◆ DIRECTIONS FOR THIS TASK
From the records that follow, copy every line that contains the word "value".

◆ MATERIAL FOR THE TASK
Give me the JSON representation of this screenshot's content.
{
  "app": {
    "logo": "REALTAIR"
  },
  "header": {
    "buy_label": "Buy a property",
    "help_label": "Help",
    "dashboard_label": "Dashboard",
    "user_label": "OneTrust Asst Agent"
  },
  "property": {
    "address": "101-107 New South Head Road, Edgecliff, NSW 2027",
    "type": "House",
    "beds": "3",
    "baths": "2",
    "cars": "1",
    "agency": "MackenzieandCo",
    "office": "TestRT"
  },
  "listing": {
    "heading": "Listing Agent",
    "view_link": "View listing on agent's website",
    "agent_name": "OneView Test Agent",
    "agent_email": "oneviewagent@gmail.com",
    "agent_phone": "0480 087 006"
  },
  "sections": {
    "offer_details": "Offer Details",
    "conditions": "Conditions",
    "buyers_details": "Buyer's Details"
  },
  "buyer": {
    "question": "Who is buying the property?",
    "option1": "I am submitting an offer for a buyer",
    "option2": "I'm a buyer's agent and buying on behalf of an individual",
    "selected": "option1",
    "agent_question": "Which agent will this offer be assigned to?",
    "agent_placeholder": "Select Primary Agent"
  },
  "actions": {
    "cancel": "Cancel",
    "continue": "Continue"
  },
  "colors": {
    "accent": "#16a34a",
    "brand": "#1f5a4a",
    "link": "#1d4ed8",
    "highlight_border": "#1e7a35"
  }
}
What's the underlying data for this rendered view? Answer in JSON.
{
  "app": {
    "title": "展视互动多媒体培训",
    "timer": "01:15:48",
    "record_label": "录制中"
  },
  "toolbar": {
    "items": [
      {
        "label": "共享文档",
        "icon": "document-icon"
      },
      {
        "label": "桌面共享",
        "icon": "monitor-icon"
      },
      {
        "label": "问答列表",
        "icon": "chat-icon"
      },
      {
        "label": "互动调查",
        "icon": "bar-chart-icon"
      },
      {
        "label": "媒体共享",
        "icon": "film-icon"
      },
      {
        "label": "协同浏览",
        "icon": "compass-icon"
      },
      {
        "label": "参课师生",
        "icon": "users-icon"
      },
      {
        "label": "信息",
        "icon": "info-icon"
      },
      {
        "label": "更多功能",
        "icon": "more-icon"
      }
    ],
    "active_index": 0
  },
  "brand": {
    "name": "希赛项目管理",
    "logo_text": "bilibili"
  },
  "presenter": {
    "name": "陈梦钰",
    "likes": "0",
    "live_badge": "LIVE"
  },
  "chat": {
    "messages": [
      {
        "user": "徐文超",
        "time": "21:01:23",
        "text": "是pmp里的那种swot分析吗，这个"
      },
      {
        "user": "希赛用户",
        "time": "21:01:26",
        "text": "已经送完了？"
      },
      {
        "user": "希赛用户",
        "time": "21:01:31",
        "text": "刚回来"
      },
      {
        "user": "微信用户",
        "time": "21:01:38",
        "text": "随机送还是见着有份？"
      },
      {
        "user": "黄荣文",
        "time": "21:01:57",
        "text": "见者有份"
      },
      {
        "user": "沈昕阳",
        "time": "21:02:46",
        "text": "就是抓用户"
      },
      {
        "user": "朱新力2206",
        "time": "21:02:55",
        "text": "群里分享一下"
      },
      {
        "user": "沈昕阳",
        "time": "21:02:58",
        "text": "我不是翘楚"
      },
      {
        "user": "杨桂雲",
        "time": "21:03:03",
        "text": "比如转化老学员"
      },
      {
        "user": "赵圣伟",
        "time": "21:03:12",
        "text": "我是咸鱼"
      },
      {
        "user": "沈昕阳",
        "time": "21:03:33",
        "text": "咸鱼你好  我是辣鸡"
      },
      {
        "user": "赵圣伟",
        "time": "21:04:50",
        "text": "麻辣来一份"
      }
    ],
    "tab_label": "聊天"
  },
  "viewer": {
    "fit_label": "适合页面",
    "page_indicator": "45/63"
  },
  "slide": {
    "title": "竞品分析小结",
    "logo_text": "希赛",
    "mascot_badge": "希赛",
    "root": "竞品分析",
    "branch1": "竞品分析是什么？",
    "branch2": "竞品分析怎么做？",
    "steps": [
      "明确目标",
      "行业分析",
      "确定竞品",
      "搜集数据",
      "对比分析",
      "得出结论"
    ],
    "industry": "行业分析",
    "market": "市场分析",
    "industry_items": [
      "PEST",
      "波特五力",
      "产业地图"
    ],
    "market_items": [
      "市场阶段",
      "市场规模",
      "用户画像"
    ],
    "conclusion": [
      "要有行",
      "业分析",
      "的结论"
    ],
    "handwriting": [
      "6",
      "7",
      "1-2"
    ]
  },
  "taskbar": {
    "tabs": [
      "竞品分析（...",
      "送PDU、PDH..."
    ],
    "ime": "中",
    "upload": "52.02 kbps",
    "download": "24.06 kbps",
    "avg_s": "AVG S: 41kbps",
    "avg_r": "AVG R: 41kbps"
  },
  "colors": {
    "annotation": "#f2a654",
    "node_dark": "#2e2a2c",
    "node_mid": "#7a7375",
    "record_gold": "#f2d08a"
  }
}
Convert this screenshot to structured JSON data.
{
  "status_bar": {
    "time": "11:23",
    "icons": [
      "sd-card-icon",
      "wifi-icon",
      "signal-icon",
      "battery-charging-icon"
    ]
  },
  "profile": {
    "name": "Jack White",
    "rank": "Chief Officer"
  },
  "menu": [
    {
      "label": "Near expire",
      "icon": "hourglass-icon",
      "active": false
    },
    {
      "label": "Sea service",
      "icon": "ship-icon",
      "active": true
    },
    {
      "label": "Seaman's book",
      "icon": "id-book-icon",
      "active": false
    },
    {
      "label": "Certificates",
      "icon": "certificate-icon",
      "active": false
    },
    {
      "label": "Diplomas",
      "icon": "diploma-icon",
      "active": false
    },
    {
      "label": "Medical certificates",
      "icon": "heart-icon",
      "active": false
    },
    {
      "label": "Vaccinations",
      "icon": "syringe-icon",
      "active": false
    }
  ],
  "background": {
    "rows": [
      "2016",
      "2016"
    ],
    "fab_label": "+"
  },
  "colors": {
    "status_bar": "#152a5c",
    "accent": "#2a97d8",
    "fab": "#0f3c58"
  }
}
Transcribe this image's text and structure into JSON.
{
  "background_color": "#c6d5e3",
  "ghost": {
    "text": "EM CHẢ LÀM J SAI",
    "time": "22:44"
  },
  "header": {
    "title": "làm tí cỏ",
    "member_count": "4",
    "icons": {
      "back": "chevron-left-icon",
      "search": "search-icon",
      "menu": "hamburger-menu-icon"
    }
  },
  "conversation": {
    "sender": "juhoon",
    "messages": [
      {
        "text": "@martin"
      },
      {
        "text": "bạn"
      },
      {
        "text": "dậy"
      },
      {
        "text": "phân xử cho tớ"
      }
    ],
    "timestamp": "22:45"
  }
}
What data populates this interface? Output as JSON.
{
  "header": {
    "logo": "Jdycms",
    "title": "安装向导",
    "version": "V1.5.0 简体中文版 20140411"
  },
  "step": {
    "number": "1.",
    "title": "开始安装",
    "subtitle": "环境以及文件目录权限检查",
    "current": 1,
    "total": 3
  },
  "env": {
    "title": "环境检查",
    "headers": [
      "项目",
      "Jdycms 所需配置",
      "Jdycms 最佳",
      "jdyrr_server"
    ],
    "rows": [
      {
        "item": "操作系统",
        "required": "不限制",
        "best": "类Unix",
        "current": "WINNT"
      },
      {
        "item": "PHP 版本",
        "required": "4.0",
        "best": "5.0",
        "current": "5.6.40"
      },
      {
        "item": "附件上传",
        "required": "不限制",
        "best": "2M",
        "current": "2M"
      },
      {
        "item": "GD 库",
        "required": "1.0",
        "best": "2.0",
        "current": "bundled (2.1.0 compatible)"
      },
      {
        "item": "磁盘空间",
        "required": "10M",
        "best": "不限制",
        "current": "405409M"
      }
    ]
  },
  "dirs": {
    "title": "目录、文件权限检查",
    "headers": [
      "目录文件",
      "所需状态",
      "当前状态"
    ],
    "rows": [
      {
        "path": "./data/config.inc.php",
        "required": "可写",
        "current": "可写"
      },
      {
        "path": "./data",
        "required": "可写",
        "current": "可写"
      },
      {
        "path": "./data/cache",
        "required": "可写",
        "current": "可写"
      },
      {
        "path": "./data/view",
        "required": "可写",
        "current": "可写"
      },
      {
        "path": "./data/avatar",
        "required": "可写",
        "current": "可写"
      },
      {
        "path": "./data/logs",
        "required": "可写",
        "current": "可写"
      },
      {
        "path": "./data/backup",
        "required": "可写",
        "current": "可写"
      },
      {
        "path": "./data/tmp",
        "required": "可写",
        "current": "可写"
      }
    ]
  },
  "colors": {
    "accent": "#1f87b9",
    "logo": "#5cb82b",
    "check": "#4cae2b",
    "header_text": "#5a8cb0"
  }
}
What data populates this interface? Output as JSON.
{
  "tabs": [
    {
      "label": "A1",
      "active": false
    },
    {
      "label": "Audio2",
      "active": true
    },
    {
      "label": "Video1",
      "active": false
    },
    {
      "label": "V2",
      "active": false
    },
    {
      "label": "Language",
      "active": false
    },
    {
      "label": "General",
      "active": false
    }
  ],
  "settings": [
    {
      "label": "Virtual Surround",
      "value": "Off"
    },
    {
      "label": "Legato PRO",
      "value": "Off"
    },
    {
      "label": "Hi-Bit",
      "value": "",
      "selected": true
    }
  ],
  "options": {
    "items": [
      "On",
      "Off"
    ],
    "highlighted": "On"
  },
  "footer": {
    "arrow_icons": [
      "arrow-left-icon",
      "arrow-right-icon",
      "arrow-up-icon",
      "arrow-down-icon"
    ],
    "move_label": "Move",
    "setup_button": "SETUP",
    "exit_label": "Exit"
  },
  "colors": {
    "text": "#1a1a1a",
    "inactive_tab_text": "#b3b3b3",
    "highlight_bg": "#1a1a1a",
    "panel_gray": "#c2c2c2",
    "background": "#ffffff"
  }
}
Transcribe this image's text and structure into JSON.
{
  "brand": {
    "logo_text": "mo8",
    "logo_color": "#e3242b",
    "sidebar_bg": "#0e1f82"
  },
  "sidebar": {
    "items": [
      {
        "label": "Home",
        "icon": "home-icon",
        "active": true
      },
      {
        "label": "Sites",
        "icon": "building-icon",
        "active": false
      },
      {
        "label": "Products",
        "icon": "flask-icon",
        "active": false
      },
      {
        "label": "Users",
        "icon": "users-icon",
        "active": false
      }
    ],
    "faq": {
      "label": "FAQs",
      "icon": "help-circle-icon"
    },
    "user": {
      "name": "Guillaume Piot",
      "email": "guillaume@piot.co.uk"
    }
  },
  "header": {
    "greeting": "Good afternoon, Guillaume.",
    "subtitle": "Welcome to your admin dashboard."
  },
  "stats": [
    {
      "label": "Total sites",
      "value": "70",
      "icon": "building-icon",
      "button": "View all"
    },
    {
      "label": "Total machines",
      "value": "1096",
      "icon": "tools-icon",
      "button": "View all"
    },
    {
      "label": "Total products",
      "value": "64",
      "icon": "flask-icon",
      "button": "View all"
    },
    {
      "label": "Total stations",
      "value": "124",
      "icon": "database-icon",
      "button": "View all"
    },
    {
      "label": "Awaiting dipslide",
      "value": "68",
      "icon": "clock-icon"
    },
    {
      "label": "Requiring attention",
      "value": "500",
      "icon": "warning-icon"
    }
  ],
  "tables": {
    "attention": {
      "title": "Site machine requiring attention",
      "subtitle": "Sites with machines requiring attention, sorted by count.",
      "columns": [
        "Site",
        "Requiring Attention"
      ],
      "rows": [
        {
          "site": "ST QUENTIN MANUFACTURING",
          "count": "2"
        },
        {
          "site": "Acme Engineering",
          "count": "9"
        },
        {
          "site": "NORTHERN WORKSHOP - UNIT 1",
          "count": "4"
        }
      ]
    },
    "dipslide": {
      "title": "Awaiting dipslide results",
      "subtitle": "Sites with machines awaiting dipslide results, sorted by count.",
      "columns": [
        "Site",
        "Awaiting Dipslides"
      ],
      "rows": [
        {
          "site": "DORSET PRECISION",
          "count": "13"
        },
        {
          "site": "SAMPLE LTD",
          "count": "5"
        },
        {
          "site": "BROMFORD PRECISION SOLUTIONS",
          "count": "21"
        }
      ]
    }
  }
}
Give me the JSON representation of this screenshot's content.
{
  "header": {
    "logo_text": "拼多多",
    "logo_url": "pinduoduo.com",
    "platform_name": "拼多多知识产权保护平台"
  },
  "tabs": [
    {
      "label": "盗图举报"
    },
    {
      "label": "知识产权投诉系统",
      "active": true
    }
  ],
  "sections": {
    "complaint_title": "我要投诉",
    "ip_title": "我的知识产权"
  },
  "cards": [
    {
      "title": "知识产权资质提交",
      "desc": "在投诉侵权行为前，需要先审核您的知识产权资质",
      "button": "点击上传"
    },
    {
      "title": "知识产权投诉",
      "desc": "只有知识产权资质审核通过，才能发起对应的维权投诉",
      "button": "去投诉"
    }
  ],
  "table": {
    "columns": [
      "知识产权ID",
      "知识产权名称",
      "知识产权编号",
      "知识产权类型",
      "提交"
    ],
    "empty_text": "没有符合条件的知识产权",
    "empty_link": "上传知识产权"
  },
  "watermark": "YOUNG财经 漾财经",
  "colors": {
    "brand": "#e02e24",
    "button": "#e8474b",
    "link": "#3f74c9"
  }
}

◆ RESPONSE
      "value": "Off"
      "value": "Off"
      "value": "",
      "value": "70",
      "value": "1096",
      "value": "64",
      "value": "124",
      "value": "68",
      "value": "500",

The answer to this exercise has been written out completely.